Prospective cell-phone advertisers are quick to point out that such ads could be targeted to a user’s location, in order to facilitate a search for the nearest pizza joint, say, or perhaps the nearest cell phone store. Federal communications laws, of course, prohibit mobile carriers from transmitting users’ locations without their permission. But carriers hope that they can offer incentives attractive enough to make users forgo that privacy in favor of saving money, getting specially targeted offers, etc.

Subscribe to an ESPN update service on your mobile? You’ll start to see short video clips in and around those sports scores and video highlights that you’re used to. Advertisers that have already signed on include Nike, Visa USA, and Hilton Hotels. Other advertisers making loud noises about following suit include American Express, Pepsi, and Microsoft.

On the other side of the issue are consumer advocacy groups, who hold out hope that the mobiie phone is one of the last refuges from ever-present advertising.

“This is part of the creep of advertising into every nook and cranny of our lives,” said Gary Ruskin, executive director of Commercial Alert, a nonprofit consumer group. “This is advertising right in your face.”

Advertising does exist on mobile phone feeds now, in the form of text requests and logos. Advertisers say that taking their ads to video playback is just a natural progression in an already-present process. Many experts point their way back to the personalization aspect of targeting users’ locations.
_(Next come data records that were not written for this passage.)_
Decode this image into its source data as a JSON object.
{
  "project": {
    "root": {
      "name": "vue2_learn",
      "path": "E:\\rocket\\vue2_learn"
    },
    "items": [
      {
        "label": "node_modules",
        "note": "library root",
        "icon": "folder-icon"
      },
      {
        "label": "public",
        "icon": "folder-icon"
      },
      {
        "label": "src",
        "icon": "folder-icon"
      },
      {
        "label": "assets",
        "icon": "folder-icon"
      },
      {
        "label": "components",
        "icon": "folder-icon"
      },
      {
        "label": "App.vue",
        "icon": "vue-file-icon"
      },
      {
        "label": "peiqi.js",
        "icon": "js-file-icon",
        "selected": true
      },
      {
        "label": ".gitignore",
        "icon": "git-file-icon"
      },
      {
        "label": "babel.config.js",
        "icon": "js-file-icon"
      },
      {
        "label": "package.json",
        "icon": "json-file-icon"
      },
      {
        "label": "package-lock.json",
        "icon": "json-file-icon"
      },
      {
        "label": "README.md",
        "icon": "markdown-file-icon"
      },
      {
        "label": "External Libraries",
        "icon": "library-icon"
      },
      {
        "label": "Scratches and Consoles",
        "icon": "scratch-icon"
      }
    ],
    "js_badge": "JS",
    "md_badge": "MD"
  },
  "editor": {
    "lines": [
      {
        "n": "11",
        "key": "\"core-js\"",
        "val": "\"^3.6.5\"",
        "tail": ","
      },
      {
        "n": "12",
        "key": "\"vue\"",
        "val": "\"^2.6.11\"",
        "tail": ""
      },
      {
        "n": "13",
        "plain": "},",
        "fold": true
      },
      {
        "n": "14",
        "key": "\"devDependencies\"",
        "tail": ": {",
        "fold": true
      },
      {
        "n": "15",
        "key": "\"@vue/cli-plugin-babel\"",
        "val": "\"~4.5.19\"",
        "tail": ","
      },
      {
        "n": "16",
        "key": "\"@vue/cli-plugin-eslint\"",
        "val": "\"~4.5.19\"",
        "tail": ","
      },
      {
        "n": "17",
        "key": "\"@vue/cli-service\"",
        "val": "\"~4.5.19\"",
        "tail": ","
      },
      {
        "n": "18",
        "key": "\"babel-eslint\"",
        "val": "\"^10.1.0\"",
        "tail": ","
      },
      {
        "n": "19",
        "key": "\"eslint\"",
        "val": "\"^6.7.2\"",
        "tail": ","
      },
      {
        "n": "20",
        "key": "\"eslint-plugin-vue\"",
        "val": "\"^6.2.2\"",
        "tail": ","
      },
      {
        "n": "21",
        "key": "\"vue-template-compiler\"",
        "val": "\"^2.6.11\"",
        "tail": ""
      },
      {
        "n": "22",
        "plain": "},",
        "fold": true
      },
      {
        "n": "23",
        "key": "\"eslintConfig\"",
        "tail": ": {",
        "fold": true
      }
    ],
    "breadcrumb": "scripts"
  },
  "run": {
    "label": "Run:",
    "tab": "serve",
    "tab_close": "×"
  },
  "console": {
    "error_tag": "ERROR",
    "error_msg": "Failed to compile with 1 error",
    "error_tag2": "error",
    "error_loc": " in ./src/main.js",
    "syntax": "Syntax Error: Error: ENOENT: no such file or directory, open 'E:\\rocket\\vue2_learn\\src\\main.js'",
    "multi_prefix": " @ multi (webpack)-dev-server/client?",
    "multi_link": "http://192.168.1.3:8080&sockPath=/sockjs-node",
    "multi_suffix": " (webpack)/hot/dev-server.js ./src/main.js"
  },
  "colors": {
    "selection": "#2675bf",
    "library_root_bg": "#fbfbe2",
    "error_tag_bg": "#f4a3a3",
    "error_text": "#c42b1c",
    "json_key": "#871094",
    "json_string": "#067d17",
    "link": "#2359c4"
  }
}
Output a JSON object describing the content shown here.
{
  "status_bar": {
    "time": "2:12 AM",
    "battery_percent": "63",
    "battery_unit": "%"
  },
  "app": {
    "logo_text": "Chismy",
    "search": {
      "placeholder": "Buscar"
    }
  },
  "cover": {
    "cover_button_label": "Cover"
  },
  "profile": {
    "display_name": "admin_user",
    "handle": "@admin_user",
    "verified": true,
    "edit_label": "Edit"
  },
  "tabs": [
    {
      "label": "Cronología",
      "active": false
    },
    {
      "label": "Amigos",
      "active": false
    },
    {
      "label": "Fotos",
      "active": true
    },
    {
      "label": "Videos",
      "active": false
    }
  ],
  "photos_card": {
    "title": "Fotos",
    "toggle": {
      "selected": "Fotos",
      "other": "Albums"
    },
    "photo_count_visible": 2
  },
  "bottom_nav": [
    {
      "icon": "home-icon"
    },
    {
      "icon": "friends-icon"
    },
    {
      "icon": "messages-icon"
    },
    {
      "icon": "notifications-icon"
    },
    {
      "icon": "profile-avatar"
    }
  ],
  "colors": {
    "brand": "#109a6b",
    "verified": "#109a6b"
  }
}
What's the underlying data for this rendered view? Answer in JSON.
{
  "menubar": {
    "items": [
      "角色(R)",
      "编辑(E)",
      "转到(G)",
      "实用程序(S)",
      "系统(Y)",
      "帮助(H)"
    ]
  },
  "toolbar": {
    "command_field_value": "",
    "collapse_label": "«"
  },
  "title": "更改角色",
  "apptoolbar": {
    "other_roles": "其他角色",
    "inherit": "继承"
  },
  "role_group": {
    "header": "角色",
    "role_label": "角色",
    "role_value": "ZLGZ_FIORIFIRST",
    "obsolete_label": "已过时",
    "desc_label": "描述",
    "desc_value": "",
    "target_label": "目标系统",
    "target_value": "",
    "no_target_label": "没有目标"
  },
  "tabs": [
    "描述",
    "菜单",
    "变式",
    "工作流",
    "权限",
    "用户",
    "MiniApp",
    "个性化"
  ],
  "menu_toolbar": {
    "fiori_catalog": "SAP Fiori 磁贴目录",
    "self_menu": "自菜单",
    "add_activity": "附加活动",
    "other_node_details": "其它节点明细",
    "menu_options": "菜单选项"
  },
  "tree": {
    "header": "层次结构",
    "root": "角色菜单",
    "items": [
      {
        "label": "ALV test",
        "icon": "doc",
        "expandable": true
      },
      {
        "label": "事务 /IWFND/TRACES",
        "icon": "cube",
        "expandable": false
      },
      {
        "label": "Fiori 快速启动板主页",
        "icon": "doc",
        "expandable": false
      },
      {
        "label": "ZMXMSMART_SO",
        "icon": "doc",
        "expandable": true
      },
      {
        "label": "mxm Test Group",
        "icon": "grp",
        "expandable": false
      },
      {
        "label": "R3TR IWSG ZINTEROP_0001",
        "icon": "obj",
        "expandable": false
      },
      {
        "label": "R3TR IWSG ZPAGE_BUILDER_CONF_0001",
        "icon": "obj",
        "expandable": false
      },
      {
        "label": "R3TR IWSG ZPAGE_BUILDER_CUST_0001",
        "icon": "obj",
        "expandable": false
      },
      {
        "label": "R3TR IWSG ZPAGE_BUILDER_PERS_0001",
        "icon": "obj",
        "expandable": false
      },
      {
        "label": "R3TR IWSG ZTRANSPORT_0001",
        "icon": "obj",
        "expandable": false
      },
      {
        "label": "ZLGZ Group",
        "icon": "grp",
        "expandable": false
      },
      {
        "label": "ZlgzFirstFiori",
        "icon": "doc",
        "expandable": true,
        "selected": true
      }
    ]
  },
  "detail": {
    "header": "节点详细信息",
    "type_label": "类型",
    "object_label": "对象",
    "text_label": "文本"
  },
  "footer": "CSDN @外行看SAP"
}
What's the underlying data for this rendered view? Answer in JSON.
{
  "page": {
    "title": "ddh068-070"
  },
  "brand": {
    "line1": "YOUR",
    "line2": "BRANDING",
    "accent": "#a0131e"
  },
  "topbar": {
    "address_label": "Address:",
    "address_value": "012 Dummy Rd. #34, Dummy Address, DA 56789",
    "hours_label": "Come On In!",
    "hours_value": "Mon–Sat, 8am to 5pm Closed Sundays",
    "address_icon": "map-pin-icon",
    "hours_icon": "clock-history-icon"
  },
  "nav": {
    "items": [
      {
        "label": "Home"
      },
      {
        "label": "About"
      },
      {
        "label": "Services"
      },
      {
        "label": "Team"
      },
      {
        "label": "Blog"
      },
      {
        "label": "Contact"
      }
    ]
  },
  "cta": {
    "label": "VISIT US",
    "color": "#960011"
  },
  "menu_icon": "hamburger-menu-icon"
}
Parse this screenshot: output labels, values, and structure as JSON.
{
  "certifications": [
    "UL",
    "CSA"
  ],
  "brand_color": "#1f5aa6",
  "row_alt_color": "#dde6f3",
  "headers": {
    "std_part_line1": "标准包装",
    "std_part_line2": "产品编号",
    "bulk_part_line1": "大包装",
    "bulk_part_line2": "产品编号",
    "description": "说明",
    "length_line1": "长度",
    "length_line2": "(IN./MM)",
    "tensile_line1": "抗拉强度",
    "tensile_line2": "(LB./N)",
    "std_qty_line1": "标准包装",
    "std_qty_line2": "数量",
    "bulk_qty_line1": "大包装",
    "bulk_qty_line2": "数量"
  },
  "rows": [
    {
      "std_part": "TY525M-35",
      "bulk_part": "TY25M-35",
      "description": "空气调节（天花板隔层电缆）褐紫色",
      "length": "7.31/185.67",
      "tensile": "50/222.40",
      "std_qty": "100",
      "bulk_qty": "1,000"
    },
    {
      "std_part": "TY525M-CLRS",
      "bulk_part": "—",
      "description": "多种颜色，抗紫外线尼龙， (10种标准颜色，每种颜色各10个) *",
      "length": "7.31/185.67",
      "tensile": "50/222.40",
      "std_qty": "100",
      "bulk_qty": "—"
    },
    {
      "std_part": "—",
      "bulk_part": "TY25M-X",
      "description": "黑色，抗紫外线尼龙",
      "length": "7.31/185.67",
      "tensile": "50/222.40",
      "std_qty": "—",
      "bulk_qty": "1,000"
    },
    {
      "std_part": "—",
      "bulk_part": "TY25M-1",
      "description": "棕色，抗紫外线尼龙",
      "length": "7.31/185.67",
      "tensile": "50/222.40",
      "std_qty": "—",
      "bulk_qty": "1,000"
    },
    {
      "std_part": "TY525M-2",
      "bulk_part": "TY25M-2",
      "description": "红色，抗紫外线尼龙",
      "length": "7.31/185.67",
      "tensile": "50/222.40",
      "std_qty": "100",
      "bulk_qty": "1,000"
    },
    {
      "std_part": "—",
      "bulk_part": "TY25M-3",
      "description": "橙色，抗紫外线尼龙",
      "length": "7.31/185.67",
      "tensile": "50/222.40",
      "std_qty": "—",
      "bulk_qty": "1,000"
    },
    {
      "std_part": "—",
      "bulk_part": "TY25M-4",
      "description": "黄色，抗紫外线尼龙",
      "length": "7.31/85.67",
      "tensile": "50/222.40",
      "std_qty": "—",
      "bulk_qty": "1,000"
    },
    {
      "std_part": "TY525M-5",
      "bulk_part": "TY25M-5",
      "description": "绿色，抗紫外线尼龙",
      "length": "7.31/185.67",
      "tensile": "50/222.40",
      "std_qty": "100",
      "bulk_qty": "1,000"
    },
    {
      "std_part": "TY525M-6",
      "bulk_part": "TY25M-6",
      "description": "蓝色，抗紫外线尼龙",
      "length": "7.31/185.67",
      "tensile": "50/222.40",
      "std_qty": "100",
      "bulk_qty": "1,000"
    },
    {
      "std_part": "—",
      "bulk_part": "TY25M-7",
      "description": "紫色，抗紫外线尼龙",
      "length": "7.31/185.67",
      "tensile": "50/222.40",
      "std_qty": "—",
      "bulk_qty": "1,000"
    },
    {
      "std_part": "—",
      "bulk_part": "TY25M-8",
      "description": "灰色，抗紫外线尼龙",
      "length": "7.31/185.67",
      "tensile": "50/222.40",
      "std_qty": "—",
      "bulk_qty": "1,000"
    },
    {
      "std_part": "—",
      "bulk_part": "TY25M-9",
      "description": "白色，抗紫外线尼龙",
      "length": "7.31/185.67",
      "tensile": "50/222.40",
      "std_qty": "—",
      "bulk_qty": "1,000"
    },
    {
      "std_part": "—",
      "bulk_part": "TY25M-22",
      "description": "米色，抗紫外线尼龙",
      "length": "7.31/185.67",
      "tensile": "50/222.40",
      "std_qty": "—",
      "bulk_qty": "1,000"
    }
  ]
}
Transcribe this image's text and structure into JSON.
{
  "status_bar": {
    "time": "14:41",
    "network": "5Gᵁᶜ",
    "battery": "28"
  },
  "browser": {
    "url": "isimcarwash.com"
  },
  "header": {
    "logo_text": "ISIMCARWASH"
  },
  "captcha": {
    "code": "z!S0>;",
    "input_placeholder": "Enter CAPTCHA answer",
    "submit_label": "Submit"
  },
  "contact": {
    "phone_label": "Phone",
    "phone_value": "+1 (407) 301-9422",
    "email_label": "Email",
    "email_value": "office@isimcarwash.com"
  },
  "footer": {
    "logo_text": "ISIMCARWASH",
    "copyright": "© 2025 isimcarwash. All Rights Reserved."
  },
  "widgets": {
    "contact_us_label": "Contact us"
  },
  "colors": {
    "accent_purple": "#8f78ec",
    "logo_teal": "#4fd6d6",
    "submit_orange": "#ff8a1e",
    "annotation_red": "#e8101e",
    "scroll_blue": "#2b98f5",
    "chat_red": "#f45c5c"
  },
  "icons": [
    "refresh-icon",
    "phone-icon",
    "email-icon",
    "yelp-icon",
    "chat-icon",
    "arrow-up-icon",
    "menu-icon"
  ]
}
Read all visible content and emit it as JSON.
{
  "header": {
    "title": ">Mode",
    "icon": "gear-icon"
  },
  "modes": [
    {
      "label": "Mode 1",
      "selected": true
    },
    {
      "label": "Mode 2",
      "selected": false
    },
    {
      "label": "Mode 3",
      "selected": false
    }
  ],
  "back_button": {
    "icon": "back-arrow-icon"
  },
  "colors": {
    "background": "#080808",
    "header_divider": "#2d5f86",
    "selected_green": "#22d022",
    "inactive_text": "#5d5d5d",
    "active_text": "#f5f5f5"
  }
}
A message might say: “Use this card in the store coming up on your left and you’ll get x-percent off,” said Michael Lao, MasterCard’s vice president for global media and new channels. Lao stressed, however, that users would have to sign off on their being tracked before such ads would ever target them and their locations.

Not all mobile phones have video capability in the first place. Users of those phones are not the target of this ad campaign. But the users of the phones that do broadcast video might soon see TV-like ads in places they never thought they would.